Re: CC Individual vs Total Utilization


BrutalBodyShots wrote:

Also keep in mind that if you aren't planning on applying for credit any time soon, a credit score drop of 20-30 points is a non-event.  The only time 20-30 points will really matter for your score is when you are looking to obtain additional credit.  That's when you want your score to be at its absolute best.  Don't sweat the temporary score drop!


Excellent point.
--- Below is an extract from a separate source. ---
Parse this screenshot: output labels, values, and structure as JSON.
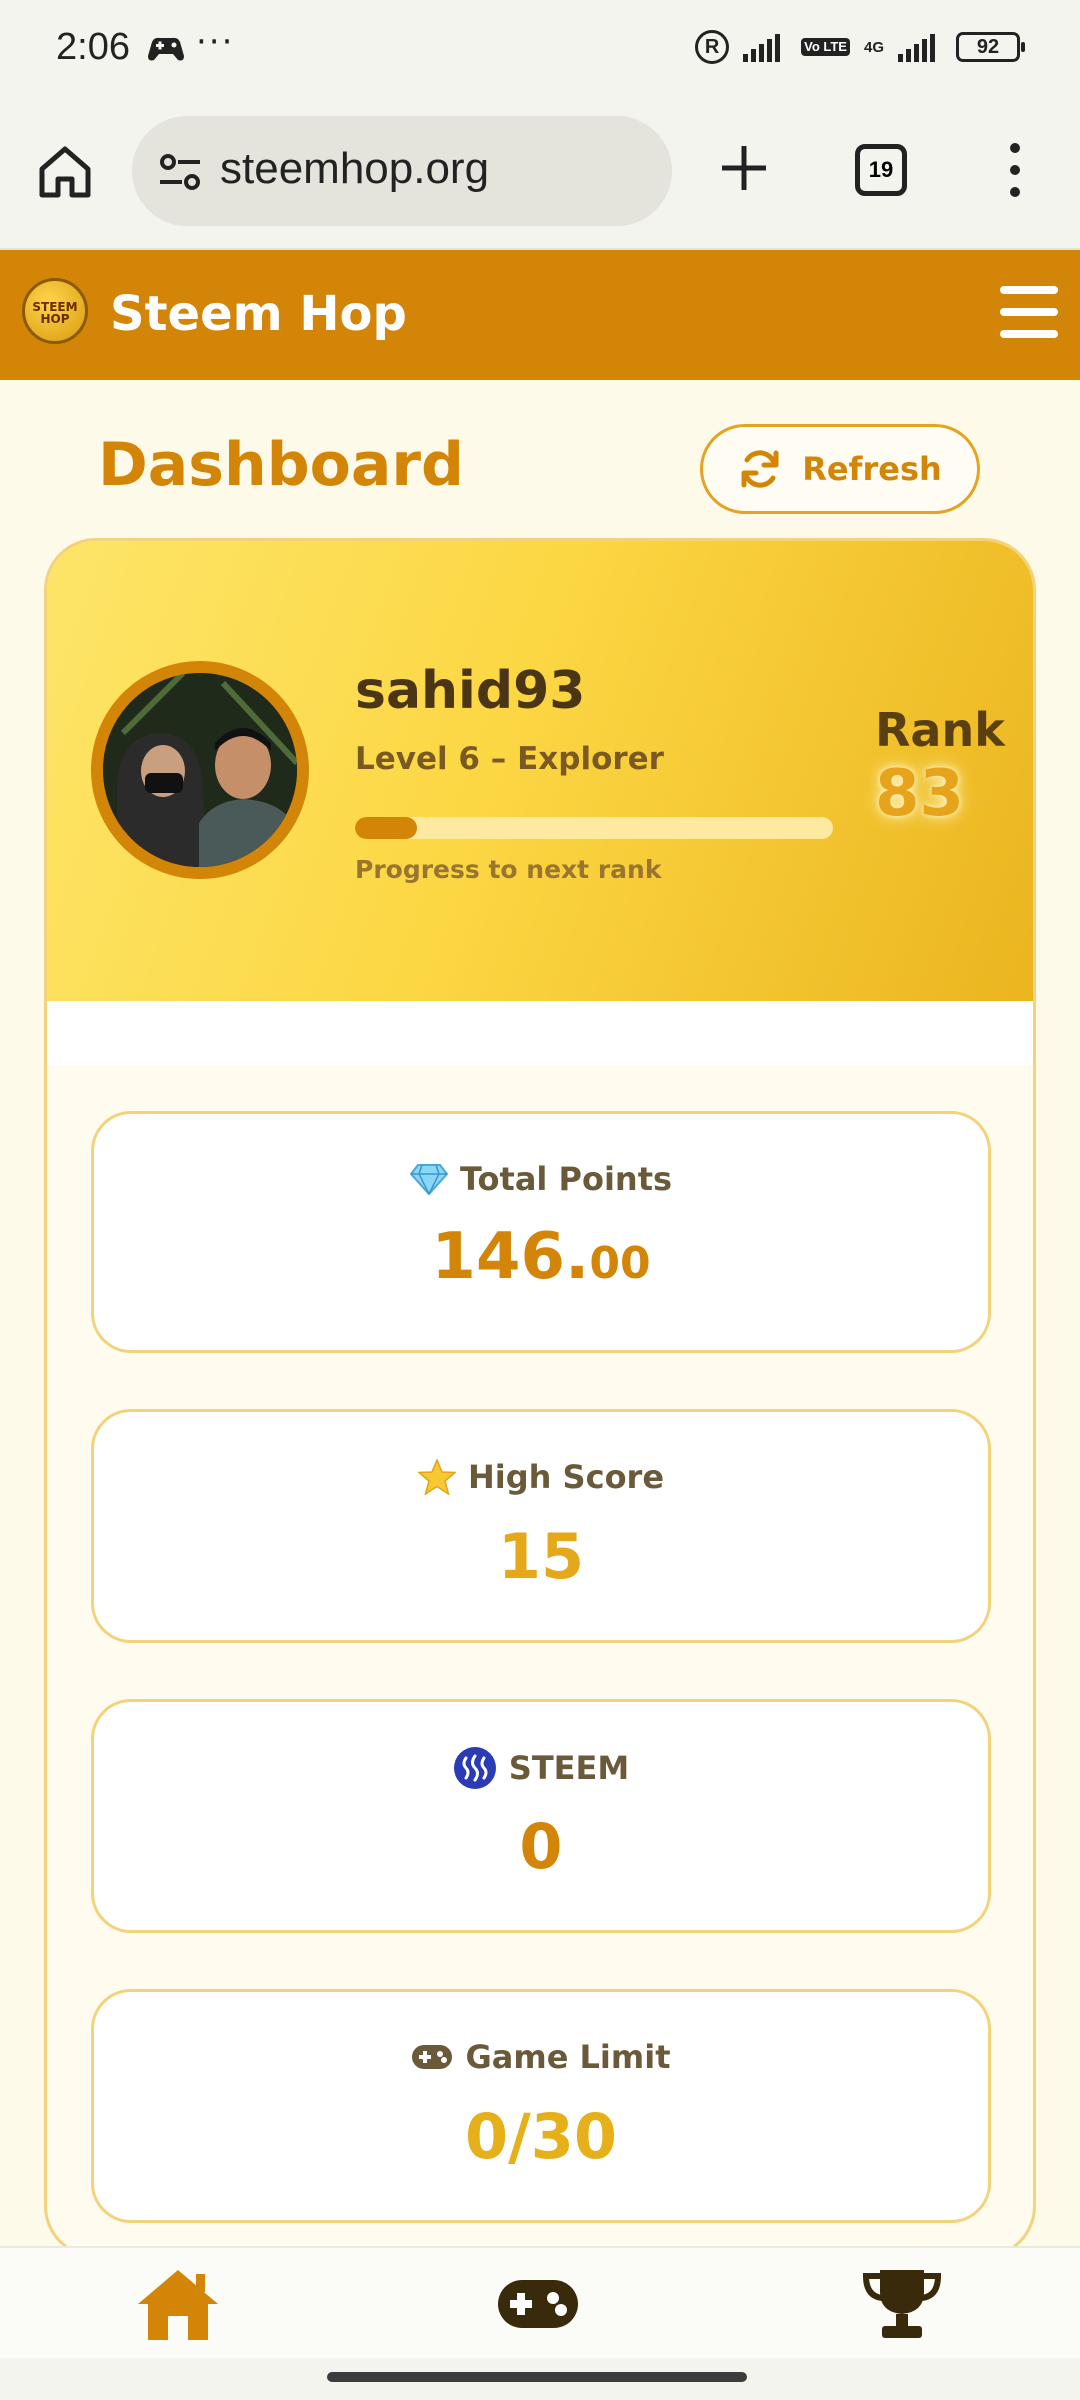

Thanks for talking me down from the edge...

Message 6 of 7
Senior Contributor

Re: CC Individual vs Total Utilization

No problem.  There is one rare asterisk that I'd put on a temporary 20-30 point drop being a "bad" thing and that would be if you've had any recent negative items introduced to your credit report, such as a late payment in the last 6 months, for example.  An additional drop from utilization following a drop due to payment history could and has spooked lenders to taking AA.  Most of this IMO would happen in the score range of say 580-620.  Here's an example:

 

Someone has a score of 700 with no recent negative items and their utilization is very low.  They let one of their accounts report a 30 day late payment.  Their score instantly drops to say 620.  Lenders at this point when they see the late payment may take AA, or they may not.  If they saw the account go to 60 days late, no doubt AA would be taken.  But anyway, at 30 days late with a 620 score this person increases their utilization by maxing out a single card and their score drops to 595-600.  At this point, lenders may consider taking AA because in addition to the negative information being reported, now utilization is showing the first signs of struggle as well.  Again, this would only happen with those "on the cusp" type scores.  I just thought this type of situation would be worth pointing out as an example where/when someone would not want to take a 20-30 point utilization hit. 

Message 7 of 7